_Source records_
%%

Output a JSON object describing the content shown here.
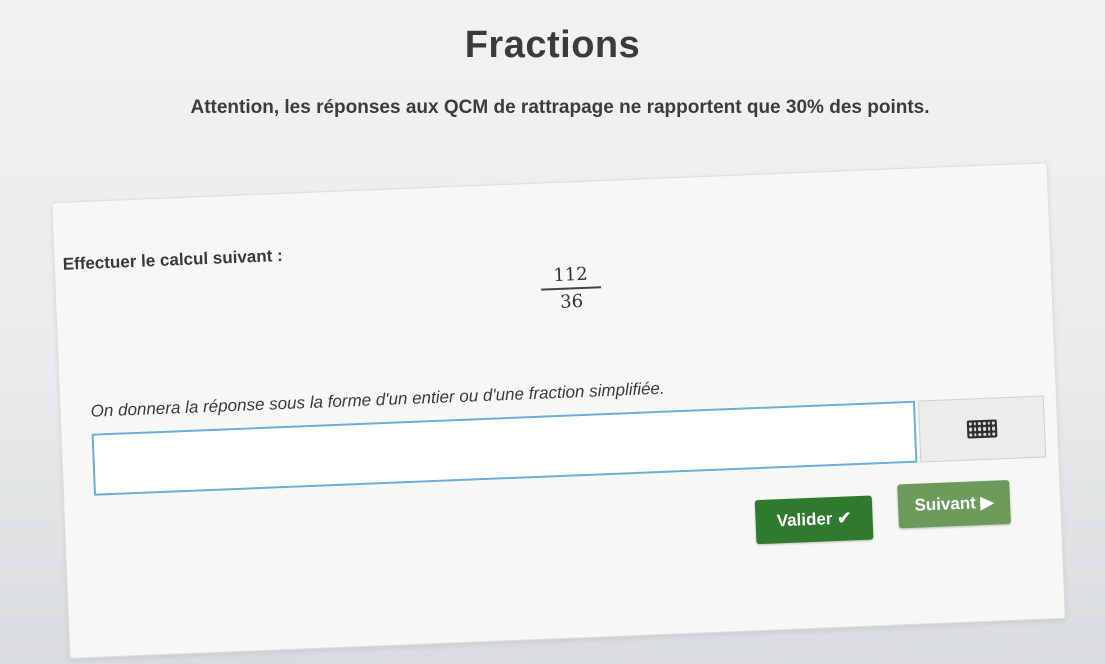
{
  "header": {
    "title": "Fractions",
    "warning": "Attention, les réponses aux QCM de rattrapage ne rapportent que 30% des points."
  },
  "exercise": {
    "instruction": "Effectuer le calcul suivant :",
    "fraction": {
      "numerator": "112",
      "denominator": "36"
    },
    "hint": "On donnera la réponse sous la forme d'un entier ou d'une fraction simplifiée.",
    "answer": {
      "value": "",
      "placeholder": ""
    },
    "keyboard_icon": "keyboard-icon"
  },
  "actions": {
    "validate_label": "Valider ✔",
    "next_label": "Suivant ▶",
    "validate_color": "#2f7a2d",
    "next_color": "#6b9a5a"
  }
}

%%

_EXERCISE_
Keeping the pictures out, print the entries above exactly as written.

_ANSWER BELOW_
Output a JSON object describing the content shown here.
{
  "header": {
    "title": "Fractions",
    "warning": "Attention, les réponses aux QCM de rattrapage ne rapportent que 30% des points."
  },
  "exercise": {
    "instruction": "Effectuer le calcul suivant :",
    "fraction": {
      "numerator": "112",
      "denominator": "36"
    },
    "hint": "On donnera la réponse sous la forme d'un entier ou d'une fraction simplifiée.",
    "answer": {
      "value": "",
      "placeholder": ""
    },
    "keyboard_icon": "keyboard-icon"
  },
  "actions": {
    "validate_label": "Valider ✔",
    "next_label": "Suivant ▶",
    "validate_color": "#2f7a2d",
    "next_color": "#6b9a5a"
  }
}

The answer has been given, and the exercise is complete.